Now, with his hardline stance on Kyrie Irving’s promotion of an antisemitic video, he has something new to cope with: criticism that paints him as hypocritical from a human rights perspective. The company he co-founded — and the main source of his wealth — has been accused by some of working with the Communist Party in its persecution of the Uighur Muslim minority which dominates in the northwest province of Xinjiang. Some have called it genocide. Somewhere beyond a million Uighurs have been sent to interment camps and blanket government surveillance is the rule. U.S. officials say they don’t have an accurate number of those imprisoned. There are few human rights issues of greater concern in the world.

The Nets record so far is poor, and to salvage the season the Nets feel they need Simmons to come through writes Shams Charania and Sam Amick (subscription required).

With Simmons’ lack of availability already a major issue for the Nets — not to mention his lackluster play when he had stepped foot on the court — the timing of his return couldn’t have been any better.
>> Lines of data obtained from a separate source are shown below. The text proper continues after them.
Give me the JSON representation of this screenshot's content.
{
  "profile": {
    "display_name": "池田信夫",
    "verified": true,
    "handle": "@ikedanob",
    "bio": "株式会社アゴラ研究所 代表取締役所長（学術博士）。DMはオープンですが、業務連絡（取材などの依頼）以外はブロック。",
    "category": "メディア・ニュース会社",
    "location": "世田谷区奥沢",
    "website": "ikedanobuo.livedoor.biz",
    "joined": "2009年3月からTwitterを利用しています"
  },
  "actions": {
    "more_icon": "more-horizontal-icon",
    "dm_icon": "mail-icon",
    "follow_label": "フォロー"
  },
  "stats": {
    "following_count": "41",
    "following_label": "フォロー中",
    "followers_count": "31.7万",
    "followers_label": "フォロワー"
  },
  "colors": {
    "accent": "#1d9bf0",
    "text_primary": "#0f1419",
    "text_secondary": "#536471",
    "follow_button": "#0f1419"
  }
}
Yet with the Nets desperately trying to save their season amid the recent departure of coach Steve Nash and the unresolved Kyrie Irving controversy, the skepticism about Simmons’ ultimate impact remains.